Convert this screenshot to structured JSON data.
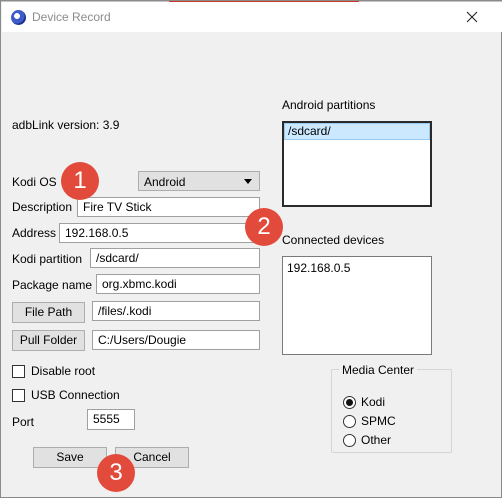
{
  "window": {
    "title": "Device Record"
  },
  "app": {
    "version_text": "adbLink version: 3.9"
  },
  "form": {
    "kodi_os_label": "Kodi OS",
    "kodi_os_value": "Android",
    "description_label": "Description",
    "description_value": "Fire TV Stick",
    "address_label": "Address",
    "address_value": "192.168.0.5",
    "partition_label": "Kodi partition",
    "partition_value": "/sdcard/",
    "package_label": "Package name",
    "package_value": "org.xbmc.kodi",
    "file_path_button": "File Path",
    "file_path_value": "/files/.kodi",
    "pull_folder_button": "Pull Folder",
    "pull_folder_value": "C:/Users/Dougie",
    "disable_root_label": "Disable root",
    "usb_connection_label": "USB Connection",
    "port_label": "Port",
    "port_value": "5555"
  },
  "android_partitions": {
    "label": "Android partitions",
    "items": [
      "/sdcard/"
    ]
  },
  "connected_devices": {
    "label": "Connected devices",
    "items": [
      "192.168.0.5"
    ]
  },
  "media_center": {
    "label": "Media Center",
    "options": [
      "Kodi",
      "SPMC",
      "Other"
    ],
    "selected": "Kodi"
  },
  "buttons": {
    "save": "Save",
    "cancel": "Cancel"
  },
  "annotations": [
    "1",
    "2",
    "3"
  ],
  "colors": {
    "annotation_badge": "#e24b3b",
    "selected_list_item": "#cce8ff",
    "focus_border": "#0078d7"
  }
}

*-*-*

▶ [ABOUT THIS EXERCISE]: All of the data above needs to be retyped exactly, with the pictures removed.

▶ [EXPECTED ANSWER]:
Convert this screenshot to structured JSON data.
{
  "window": {
    "title": "Device Record"
  },
  "app": {
    "version_text": "adbLink version: 3.9"
  },
  "form": {
    "kodi_os_label": "Kodi OS",
    "kodi_os_value": "Android",
    "description_label": "Description",
    "description_value": "Fire TV Stick",
    "address_label": "Address",
    "address_value": "192.168.0.5",
    "partition_label": "Kodi partition",
    "partition_value": "/sdcard/",
    "package_label": "Package name",
    "package_value": "org.xbmc.kodi",
    "file_path_button": "File Path",
    "file_path_value": "/files/.kodi",
    "pull_folder_button": "Pull Folder",
    "pull_folder_value": "C:/Users/Dougie",
    "disable_root_label": "Disable root",
    "usb_connection_label": "USB Connection",
    "port_label": "Port",
    "port_value": "5555"
  },
  "android_partitions": {
    "label": "Android partitions",
    "items": [
      "/sdcard/"
    ]
  },
  "connected_devices": {
    "label": "Connected devices",
    "items": [
      "192.168.0.5"
    ]
  },
  "media_center": {
    "label": "Media Center",
    "options": [
      "Kodi",
      "SPMC",
      "Other"
    ],
    "selected": "Kodi"
  },
  "buttons": {
    "save": "Save",
    "cancel": "Cancel"
  },
  "annotations": [
    "1",
    "2",
    "3"
  ],
  "colors": {
    "annotation_badge": "#e24b3b",
    "selected_list_item": "#cce8ff",
    "focus_border": "#0078d7"
  }
}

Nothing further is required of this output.